Dinner finished, the pipe smoked, my father led the way down the garden walk. He was enjoying himself immensely. Tibbs began to think of all the persons to whom he had told the excellent story of Lorquison and the herrings, and repented that he had not given more of his time to the study of natural history. On he walked, following my father through rows of geraniums, pinks, bright roses, and marvelous tulips, until at length they arrived at a sequestered part where, on a fresh dug bed, overshadowed by two fine laburnums, stood twenty inverted flower-pots arranged in four rows. There my father stopped. 

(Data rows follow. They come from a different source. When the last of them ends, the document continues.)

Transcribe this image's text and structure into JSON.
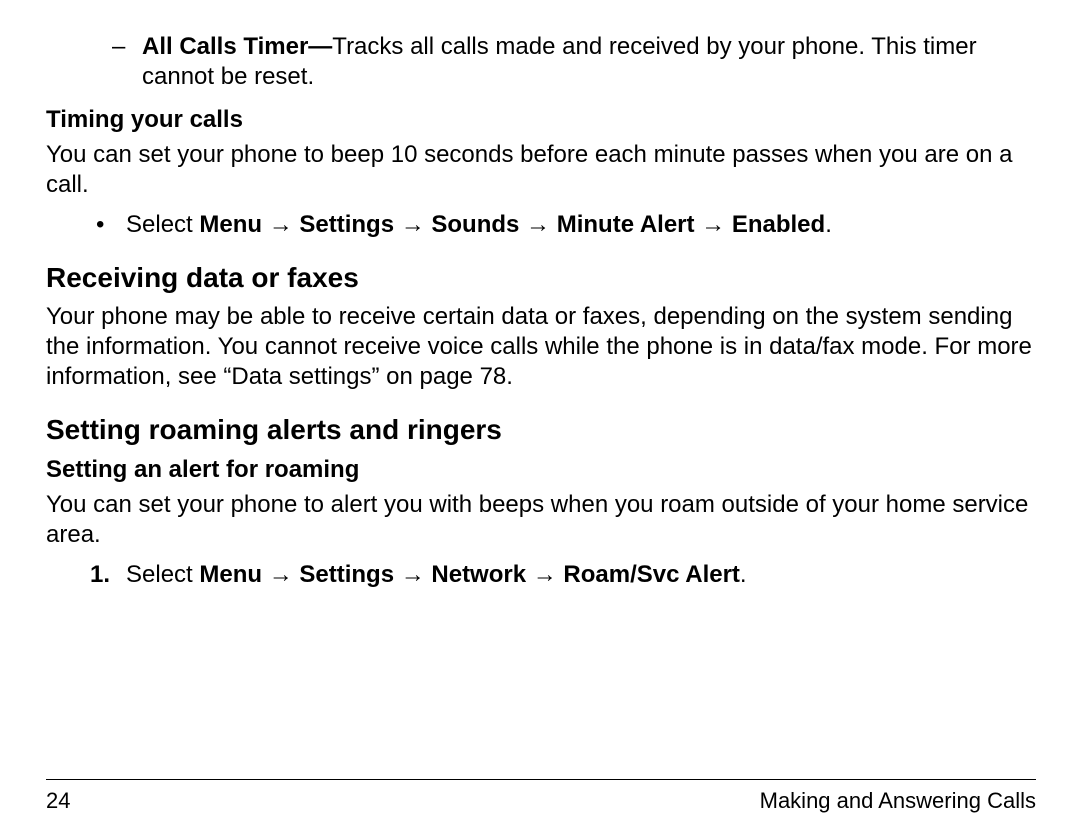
{
  "intro_item": {
    "bold_lead": "All Calls Timer—",
    "rest": "Tracks all calls made and received by your phone. This timer cannot be reset."
  },
  "timing": {
    "heading": "Timing your calls",
    "para": "You can set your phone to beep 10 seconds before each minute passes when you are on a call.",
    "bullet_prefix": "Select ",
    "bullet_bold": "Menu → Settings → Sounds → Minute Alert → Enabled",
    "bullet_suffix": "."
  },
  "receiving": {
    "heading": "Receiving data or faxes",
    "para": "Your phone may be able to receive certain data or faxes, depending on the system sending the information. You cannot receive voice calls while the phone is in data/fax mode. For more information, see “Data settings” on page 78."
  },
  "roaming": {
    "heading": "Setting roaming alerts and ringers",
    "sub_heading": "Setting an alert for roaming",
    "para": "You can set your phone to alert you with beeps when you roam outside of your home service area.",
    "step_num": "1.",
    "step_prefix": "Select ",
    "step_bold": "Menu → Settings → Network → Roam/Svc Alert",
    "step_suffix": "."
  },
  "footer": {
    "page_number": "24",
    "chapter": "Making and Answering Calls"
  }
}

“Now,” said he, “you musn't be disappointed if they’re not so far advanced as you expected; but I think they’re getting on admirably, considering 'tis the first time they’ve ever been planted in this country.” 

Tibbs remembered his own words and mumbled something about “first time—this country—who'd ha’ thought”—and looked very foolish. 

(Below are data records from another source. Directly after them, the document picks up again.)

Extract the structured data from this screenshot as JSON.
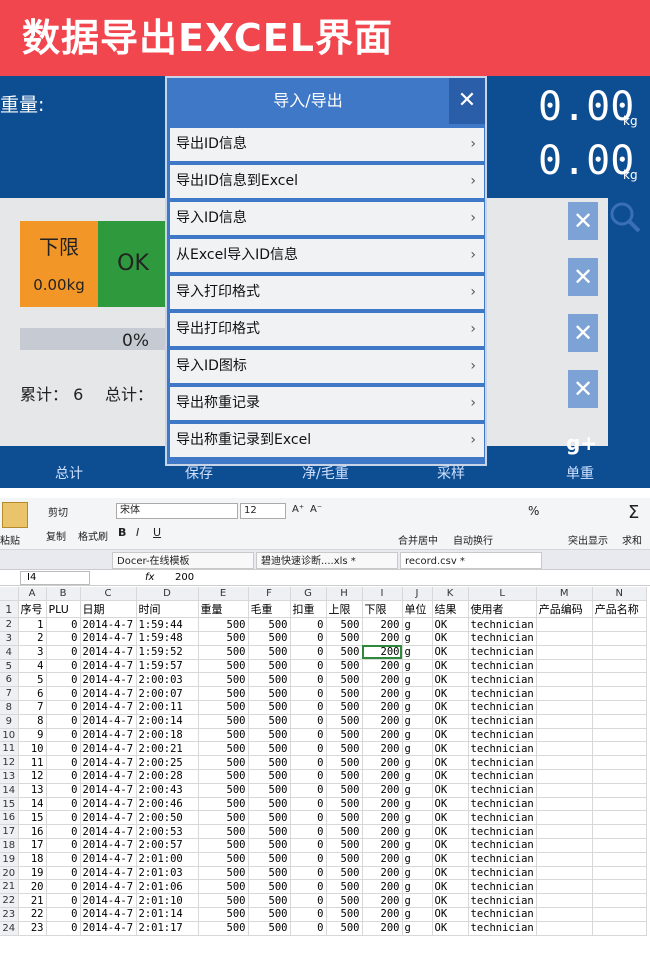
{
  "banner": {
    "title": "数据导出EXCEL界面"
  },
  "device": {
    "weight_label": "重量:",
    "value_top": "0.00",
    "value_bottom": "0.00",
    "unit": "kg",
    "limit_title": "下限",
    "limit_value": "0.00kg",
    "ok_label": "OK",
    "progress_text": "0%",
    "progress": 0,
    "cumulative": "累计：  6",
    "total": "总计：",
    "x_glyph": "✕",
    "bottom": {
      "b1": "总计",
      "b2": "保存",
      "b3": "净/毛重",
      "b4": "采样",
      "b5": "单重",
      "gplus": "g+"
    },
    "dialog": {
      "title": "导入/导出",
      "close": "✕",
      "arrow": "›",
      "items": [
        "导出ID信息",
        "导出ID信息到Excel",
        "导入ID信息",
        "从Excel导入ID信息",
        "导入打印格式",
        "导出打印格式",
        "导入ID图标",
        "导出称重记录",
        "导出称重记录到Excel"
      ]
    }
  },
  "excel": {
    "ribbon": {
      "paste": "粘贴",
      "cut": "剪切",
      "copy": "复制",
      "format_painter": "格式刷",
      "font": "宋体",
      "size": "12",
      "bold": "B",
      "italic": "I",
      "underline": "U",
      "merge": "合并居中",
      "wrap": "自动换行",
      "highlight": "突出显示",
      "sum": "求和",
      "grow": "A⁺",
      "shrink": "A⁻",
      "percent": "%",
      "sigma": "Σ"
    },
    "tabs": [
      "Docer-在线模板",
      "碧迪快速诊断....xls *",
      "record.csv *"
    ],
    "name_box": "I4",
    "fx": "fx",
    "formula": "200",
    "col_letters": [
      "A",
      "B",
      "C",
      "D",
      "E",
      "F",
      "G",
      "H",
      "I",
      "J",
      "K",
      "L",
      "M",
      "N"
    ],
    "headers": [
      "序号",
      "PLU",
      "日期",
      "时间",
      "重量",
      "毛重",
      "扣重",
      "上限",
      "下限",
      "单位",
      "结果",
      "使用者",
      "产品编码",
      "产品名称"
    ],
    "rows": [
      [
        "1",
        "0",
        "2014-4-7",
        "1:59:44",
        "500",
        "500",
        "0",
        "500",
        "200",
        "g",
        "OK",
        "technician"
      ],
      [
        "2",
        "0",
        "2014-4-7",
        "1:59:48",
        "500",
        "500",
        "0",
        "500",
        "200",
        "g",
        "OK",
        "technician"
      ],
      [
        "3",
        "0",
        "2014-4-7",
        "1:59:52",
        "500",
        "500",
        "0",
        "500",
        "200",
        "g",
        "OK",
        "technician"
      ],
      [
        "4",
        "0",
        "2014-4-7",
        "1:59:57",
        "500",
        "500",
        "0",
        "500",
        "200",
        "g",
        "OK",
        "technician"
      ],
      [
        "5",
        "0",
        "2014-4-7",
        "2:00:03",
        "500",
        "500",
        "0",
        "500",
        "200",
        "g",
        "OK",
        "technician"
      ],
      [
        "6",
        "0",
        "2014-4-7",
        "2:00:07",
        "500",
        "500",
        "0",
        "500",
        "200",
        "g",
        "OK",
        "technician"
      ],
      [
        "7",
        "0",
        "2014-4-7",
        "2:00:11",
        "500",
        "500",
        "0",
        "500",
        "200",
        "g",
        "OK",
        "technician"
      ],
      [
        "8",
        "0",
        "2014-4-7",
        "2:00:14",
        "500",
        "500",
        "0",
        "500",
        "200",
        "g",
        "OK",
        "technician"
      ],
      [
        "9",
        "0",
        "2014-4-7",
        "2:00:18",
        "500",
        "500",
        "0",
        "500",
        "200",
        "g",
        "OK",
        "technician"
      ],
      [
        "10",
        "0",
        "2014-4-7",
        "2:00:21",
        "500",
        "500",
        "0",
        "500",
        "200",
        "g",
        "OK",
        "technician"
      ],
      [
        "11",
        "0",
        "2014-4-7",
        "2:00:25",
        "500",
        "500",
        "0",
        "500",
        "200",
        "g",
        "OK",
        "technician"
      ],
      [
        "12",
        "0",
        "2014-4-7",
        "2:00:28",
        "500",
        "500",
        "0",
        "500",
        "200",
        "g",
        "OK",
        "technician"
      ],
      [
        "13",
        "0",
        "2014-4-7",
        "2:00:43",
        "500",
        "500",
        "0",
        "500",
        "200",
        "g",
        "OK",
        "technician"
      ],
      [
        "14",
        "0",
        "2014-4-7",
        "2:00:46",
        "500",
        "500",
        "0",
        "500",
        "200",
        "g",
        "OK",
        "technician"
      ],
      [
        "15",
        "0",
        "2014-4-7",
        "2:00:50",
        "500",
        "500",
        "0",
        "500",
        "200",
        "g",
        "OK",
        "technician"
      ],
      [
        "16",
        "0",
        "2014-4-7",
        "2:00:53",
        "500",
        "500",
        "0",
        "500",
        "200",
        "g",
        "OK",
        "technician"
      ],
      [
        "17",
        "0",
        "2014-4-7",
        "2:00:57",
        "500",
        "500",
        "0",
        "500",
        "200",
        "g",
        "OK",
        "technician"
      ],
      [
        "18",
        "0",
        "2014-4-7",
        "2:01:00",
        "500",
        "500",
        "0",
        "500",
        "200",
        "g",
        "OK",
        "technician"
      ],
      [
        "19",
        "0",
        "2014-4-7",
        "2:01:03",
        "500",
        "500",
        "0",
        "500",
        "200",
        "g",
        "OK",
        "technician"
      ],
      [
        "20",
        "0",
        "2014-4-7",
        "2:01:06",
        "500",
        "500",
        "0",
        "500",
        "200",
        "g",
        "OK",
        "technician"
      ],
      [
        "21",
        "0",
        "2014-4-7",
        "2:01:10",
        "500",
        "500",
        "0",
        "500",
        "200",
        "g",
        "OK",
        "technician"
      ],
      [
        "22",
        "0",
        "2014-4-7",
        "2:01:14",
        "500",
        "500",
        "0",
        "500",
        "200",
        "g",
        "OK",
        "technician"
      ],
      [
        "23",
        "0",
        "2014-4-7",
        "2:01:17",
        "500",
        "500",
        "0",
        "500",
        "200",
        "g",
        "OK",
        "technician"
      ]
    ]
  }
}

“There,” said my father, lifting up the first pot. Tibbs caught sight of something beneath it.

 “Good gracious !” he exclaimed, and put on his spectacles. Sure enough there was the nose of a red herring just visible above the ground.

 “Cover it up, Tibbs, the cold air may hurt it,” cried my father, who had been pretending to examine the other pots. “There's a better one—it has had more sun.” 

He pointed to one which he had just uncovered, whose eyes, just visible above the black earth, were looking up in the most impudent manner. Tibbs moved on silently; carefully did he replace the first pot, and with the gravest face imaginable examined all the herrings in turn. 

"They're getting on well,” said my father, “’tis a curious sight.” 

“Curious " echoed Tibbs, regaining his speech. “It’s wonderful, sir,” said he, taking my father aside in his most impressive manner, “I thought yesterday 'twas a joke; but I give you my solemn word of honour that I shouldn't have believed it if I had not seen it.” 

Having given utterance to this remarkable sentence, he slowly, turned on his heel and walked towards the house, my father following with his handkerchief tightly pressed against his mouth. 
As for me, I stopped behind, and pulled up the twenty herrings one after the other, and when I returned to the house Mr. Tibbs had departed. 

Not bad, was it?


Herring Print from The Herring, its natural history and national importance By John M. Mitchell